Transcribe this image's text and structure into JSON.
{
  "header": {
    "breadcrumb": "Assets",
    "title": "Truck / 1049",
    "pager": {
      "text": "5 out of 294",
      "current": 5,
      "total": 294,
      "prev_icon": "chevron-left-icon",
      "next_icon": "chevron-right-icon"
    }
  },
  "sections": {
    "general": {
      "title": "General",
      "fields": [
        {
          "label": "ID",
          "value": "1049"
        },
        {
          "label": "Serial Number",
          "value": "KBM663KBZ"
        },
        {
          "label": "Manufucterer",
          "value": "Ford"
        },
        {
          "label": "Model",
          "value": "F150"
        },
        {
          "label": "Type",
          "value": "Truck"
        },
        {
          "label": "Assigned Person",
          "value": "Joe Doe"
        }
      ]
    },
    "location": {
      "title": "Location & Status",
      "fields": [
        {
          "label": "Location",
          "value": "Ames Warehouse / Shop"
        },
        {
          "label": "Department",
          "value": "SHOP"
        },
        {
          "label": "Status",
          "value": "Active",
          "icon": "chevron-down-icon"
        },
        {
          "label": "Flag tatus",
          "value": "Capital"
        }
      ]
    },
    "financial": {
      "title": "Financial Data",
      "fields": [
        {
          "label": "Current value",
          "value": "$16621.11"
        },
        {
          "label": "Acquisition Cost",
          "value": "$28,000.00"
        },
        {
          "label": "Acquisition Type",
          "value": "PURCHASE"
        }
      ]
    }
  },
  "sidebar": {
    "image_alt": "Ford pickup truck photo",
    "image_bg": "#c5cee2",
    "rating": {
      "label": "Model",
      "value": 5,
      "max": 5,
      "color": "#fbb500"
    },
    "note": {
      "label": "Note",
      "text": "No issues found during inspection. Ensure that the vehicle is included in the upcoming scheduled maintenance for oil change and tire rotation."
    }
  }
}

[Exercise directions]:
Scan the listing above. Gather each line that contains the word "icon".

[Your response]:
      "prev_icon": "chevron-left-icon",
      "next_icon": "chevron-right-icon"
          "icon": "chevron-down-icon"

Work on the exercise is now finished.